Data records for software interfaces
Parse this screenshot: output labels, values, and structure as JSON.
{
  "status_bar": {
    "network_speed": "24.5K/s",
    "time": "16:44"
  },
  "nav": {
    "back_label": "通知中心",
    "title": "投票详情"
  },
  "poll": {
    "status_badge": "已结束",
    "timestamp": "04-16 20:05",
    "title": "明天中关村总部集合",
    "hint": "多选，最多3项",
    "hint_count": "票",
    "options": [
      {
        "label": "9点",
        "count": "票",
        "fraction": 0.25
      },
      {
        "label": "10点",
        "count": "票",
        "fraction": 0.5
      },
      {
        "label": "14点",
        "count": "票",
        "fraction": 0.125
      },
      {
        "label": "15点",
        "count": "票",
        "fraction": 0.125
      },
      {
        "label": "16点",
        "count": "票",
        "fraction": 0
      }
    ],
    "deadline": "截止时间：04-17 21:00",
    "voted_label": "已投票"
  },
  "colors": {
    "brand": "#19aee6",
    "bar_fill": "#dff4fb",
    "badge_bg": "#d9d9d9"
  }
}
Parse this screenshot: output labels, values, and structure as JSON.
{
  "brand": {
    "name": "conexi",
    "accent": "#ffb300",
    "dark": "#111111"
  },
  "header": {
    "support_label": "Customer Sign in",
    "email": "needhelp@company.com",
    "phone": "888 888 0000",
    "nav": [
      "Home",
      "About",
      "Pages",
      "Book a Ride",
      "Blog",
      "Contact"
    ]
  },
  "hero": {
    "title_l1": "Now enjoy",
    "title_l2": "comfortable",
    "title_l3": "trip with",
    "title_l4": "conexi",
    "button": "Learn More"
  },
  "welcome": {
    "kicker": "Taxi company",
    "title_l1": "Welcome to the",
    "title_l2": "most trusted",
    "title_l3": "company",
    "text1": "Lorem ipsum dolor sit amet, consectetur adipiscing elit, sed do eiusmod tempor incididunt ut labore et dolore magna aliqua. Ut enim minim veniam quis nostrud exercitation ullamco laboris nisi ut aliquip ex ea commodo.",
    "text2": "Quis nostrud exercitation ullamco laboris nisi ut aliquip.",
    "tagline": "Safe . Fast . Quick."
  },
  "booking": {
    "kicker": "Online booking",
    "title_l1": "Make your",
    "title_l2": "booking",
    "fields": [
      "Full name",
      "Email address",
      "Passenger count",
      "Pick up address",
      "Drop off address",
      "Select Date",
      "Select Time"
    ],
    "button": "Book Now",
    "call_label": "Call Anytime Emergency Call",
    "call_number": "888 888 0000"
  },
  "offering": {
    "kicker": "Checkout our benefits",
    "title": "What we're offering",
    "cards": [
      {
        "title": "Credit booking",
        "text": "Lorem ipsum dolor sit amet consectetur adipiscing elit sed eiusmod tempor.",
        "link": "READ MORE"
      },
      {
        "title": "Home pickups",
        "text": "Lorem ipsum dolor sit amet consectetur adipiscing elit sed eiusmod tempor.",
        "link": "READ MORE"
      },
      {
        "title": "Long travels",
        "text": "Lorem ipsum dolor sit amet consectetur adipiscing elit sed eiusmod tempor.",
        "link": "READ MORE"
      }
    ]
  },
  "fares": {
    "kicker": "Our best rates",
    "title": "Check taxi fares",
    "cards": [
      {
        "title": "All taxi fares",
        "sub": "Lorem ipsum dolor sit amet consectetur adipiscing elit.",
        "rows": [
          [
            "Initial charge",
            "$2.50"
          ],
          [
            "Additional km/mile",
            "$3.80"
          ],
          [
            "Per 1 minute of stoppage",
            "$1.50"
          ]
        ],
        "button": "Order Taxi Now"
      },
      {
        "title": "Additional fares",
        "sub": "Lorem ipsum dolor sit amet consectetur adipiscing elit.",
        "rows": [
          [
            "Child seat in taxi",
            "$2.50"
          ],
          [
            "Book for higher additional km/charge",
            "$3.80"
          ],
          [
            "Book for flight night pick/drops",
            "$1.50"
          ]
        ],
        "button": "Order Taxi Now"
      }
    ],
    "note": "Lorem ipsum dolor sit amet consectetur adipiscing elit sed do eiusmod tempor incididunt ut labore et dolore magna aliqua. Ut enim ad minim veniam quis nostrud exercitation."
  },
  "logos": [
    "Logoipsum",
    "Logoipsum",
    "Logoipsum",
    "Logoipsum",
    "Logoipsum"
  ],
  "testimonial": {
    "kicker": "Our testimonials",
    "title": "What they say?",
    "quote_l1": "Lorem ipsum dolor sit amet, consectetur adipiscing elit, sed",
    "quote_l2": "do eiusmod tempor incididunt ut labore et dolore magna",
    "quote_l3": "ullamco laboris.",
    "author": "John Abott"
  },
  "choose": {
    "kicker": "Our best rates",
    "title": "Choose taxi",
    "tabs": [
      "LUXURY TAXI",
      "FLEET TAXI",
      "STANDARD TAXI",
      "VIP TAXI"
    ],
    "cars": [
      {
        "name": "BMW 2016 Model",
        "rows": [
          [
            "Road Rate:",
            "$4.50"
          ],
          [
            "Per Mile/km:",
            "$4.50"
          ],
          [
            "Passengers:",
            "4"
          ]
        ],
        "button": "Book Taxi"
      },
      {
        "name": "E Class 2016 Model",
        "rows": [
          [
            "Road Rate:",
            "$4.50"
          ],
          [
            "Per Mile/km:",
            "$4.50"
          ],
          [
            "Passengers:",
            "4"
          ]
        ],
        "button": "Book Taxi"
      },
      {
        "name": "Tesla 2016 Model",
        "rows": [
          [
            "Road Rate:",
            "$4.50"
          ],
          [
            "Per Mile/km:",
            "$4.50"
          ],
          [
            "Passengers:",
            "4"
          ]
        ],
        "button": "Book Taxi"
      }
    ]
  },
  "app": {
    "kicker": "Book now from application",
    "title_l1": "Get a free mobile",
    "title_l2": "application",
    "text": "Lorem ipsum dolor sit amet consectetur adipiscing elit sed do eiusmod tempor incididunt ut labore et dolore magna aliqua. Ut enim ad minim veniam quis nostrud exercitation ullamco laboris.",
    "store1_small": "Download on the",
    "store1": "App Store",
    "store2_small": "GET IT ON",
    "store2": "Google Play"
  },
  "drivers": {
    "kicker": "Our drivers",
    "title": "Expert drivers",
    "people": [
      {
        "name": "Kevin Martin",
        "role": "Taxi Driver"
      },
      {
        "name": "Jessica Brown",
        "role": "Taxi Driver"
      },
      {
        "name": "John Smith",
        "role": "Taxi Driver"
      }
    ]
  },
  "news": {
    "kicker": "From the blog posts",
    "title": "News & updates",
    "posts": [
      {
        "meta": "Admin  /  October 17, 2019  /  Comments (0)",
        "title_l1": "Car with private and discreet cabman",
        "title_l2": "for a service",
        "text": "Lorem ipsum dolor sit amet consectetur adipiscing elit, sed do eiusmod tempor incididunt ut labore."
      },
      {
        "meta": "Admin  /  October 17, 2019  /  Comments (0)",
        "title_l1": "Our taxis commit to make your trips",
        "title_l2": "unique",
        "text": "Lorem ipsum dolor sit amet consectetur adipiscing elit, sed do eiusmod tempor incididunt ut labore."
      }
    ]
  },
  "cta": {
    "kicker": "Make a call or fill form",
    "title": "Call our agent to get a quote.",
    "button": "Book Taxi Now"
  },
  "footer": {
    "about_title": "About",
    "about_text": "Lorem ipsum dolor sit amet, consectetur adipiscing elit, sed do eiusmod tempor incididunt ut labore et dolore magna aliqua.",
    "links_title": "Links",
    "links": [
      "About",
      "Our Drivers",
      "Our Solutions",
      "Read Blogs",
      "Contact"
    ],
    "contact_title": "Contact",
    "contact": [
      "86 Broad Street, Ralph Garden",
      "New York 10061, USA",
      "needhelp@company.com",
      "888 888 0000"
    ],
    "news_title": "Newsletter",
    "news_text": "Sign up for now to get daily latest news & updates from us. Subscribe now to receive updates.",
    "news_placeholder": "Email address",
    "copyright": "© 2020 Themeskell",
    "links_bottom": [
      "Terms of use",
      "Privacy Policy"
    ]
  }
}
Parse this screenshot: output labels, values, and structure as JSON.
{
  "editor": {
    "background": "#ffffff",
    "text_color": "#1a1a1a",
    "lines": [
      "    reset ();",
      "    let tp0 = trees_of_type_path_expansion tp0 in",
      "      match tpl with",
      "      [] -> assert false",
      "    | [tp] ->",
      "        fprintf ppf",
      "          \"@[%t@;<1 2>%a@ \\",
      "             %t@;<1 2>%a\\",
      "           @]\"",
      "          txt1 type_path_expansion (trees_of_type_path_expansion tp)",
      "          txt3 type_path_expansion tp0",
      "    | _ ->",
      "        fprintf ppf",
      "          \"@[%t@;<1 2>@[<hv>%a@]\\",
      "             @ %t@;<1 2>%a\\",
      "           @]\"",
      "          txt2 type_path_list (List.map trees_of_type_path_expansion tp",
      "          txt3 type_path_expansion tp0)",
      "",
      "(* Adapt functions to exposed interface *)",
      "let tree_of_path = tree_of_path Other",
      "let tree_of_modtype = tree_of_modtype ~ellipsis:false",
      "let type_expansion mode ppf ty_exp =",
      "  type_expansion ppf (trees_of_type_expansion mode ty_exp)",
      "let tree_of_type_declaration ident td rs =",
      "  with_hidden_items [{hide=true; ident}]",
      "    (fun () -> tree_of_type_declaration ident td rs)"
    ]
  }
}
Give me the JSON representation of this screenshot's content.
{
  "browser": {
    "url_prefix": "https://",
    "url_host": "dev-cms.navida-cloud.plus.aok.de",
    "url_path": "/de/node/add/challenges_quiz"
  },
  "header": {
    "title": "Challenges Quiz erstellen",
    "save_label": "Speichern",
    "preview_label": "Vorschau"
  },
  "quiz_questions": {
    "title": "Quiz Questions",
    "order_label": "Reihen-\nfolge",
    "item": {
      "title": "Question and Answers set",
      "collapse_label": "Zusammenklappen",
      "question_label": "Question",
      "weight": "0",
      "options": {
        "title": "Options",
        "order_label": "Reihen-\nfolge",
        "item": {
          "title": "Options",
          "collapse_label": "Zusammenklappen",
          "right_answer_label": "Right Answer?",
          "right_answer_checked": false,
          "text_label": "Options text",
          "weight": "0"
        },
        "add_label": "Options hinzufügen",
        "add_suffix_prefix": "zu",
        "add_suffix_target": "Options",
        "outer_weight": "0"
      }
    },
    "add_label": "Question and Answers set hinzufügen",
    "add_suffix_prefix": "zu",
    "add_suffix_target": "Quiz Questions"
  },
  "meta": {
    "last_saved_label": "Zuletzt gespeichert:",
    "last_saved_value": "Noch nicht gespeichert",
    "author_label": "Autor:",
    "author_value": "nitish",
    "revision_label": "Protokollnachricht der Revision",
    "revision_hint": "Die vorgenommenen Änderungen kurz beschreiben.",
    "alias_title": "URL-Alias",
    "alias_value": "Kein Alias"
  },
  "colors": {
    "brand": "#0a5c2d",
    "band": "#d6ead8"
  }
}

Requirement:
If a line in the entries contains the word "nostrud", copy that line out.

Answer to the problem:
    "text1": "Lorem ipsum dolor sit amet, consectetur adipiscing elit, sed do eiusmod tempor incididunt ut labore et dolore magna aliqua. Ut enim minim veniam quis nostrud exercitation ullamco laboris nisi ut aliquip ex ea commodo.",
    "text2": "Quis nostrud exercitation ullamco laboris nisi ut aliquip.",
    "note": "Lorem ipsum dolor sit amet consectetur adipiscing elit sed do eiusmod tempor incididunt ut labore et dolore magna aliqua. Ut enim ad minim veniam quis nostrud exercitation."
    "text": "Lorem ipsum dolor sit amet consectetur adipiscing elit sed do eiusmod tempor incididunt ut labore et dolore magna aliqua. Ut enim ad minim veniam quis nostrud exercitation ullamco laboris.",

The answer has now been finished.